The Ministry of Manpower said the drivers' work permits have been revoked and that another driver will be charged with instigating the strike. Four others were arrested and charged on Thursday and face up to a year in prison if found guilty.
The ministry said a police investigation found that the strike was premeditated and that the drivers had been absent from work without reason.
Strikes are almost unheard of in Singapore. The last was in 1986 by shipyard workers.
"Foreign nationals should abide by the laws of their host countries," acting Manpower Minister Tan Chuan Jin told a news conference. "Laws must be upheld. The government will take firm action against any illegal strikes, regardless of the nationality of the strikers."
Singapore law requires essential service workers such as bus drivers to give 14 days' notice of a strike.
A total of 171 Chinese bus drivers went on strike last Monday in protest at being paid nearly a quarter less than Malaysian bus drivers who work for the same transport company.

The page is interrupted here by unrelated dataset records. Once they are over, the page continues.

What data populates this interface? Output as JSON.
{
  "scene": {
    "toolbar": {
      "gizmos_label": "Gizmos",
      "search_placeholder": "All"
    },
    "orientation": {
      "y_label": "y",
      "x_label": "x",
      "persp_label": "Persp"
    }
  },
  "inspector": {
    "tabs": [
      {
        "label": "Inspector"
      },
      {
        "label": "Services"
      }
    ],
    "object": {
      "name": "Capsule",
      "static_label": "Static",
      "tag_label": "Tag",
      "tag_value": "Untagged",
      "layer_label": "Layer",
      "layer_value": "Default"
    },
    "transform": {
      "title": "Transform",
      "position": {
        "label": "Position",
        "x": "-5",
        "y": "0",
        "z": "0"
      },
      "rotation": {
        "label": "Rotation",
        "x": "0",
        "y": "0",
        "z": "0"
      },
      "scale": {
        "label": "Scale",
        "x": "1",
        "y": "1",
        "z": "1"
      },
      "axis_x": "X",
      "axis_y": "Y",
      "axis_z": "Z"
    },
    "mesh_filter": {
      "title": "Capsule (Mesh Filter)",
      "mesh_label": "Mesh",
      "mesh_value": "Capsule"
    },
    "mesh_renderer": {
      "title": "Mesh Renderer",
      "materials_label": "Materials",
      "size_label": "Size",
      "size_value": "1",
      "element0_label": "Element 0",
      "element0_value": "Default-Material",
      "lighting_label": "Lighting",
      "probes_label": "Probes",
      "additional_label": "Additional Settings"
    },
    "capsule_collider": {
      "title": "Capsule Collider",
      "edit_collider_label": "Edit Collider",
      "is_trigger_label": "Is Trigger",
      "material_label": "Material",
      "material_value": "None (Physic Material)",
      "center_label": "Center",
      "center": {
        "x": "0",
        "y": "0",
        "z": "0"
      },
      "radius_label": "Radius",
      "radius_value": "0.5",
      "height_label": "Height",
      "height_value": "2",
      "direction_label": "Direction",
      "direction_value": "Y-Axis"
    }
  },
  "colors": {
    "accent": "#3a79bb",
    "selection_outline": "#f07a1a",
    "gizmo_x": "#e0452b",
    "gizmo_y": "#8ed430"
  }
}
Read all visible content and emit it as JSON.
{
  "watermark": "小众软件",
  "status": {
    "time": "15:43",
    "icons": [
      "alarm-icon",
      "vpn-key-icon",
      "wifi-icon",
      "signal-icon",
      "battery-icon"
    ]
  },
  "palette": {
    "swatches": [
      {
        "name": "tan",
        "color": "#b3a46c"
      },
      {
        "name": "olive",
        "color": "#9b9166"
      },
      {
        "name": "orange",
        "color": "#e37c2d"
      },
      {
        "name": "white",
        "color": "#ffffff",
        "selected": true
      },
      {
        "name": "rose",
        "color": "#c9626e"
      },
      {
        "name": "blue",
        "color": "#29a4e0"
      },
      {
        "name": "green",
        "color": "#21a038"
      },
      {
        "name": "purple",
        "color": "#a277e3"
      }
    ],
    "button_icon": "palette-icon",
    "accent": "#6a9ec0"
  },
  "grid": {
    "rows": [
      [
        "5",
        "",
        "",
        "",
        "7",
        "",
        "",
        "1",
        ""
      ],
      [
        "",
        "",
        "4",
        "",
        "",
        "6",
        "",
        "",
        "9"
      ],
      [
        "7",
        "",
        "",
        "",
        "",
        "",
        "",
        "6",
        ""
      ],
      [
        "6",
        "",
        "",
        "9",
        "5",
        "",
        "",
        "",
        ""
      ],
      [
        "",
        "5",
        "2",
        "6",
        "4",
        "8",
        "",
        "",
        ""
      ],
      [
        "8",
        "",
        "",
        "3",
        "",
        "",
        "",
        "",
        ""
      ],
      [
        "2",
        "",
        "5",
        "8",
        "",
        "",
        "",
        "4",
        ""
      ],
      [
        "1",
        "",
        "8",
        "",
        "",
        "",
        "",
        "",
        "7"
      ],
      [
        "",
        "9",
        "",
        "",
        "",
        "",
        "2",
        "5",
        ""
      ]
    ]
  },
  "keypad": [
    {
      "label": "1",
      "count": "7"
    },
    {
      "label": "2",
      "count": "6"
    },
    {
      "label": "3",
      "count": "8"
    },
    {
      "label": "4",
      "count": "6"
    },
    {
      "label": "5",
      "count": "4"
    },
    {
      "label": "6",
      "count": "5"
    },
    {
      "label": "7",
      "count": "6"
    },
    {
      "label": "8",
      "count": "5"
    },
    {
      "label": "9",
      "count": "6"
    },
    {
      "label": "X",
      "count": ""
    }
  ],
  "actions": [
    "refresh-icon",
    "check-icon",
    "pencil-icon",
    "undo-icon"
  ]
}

The strike was over by Wednesday.
Others involved in the unrest will be issued warnings but no further action will be taken and they will be allowed to remain and work in the country, the Ministry of Manpower said.
Singapore relies on hundreds of thousands of immigrants from countries such as Indonesia, Bangladesh and China to work as maids, construction workers and at other jobs deemed unappealing by many locals.
- Politics & Government
- Ministry of Manpower
- Singapore law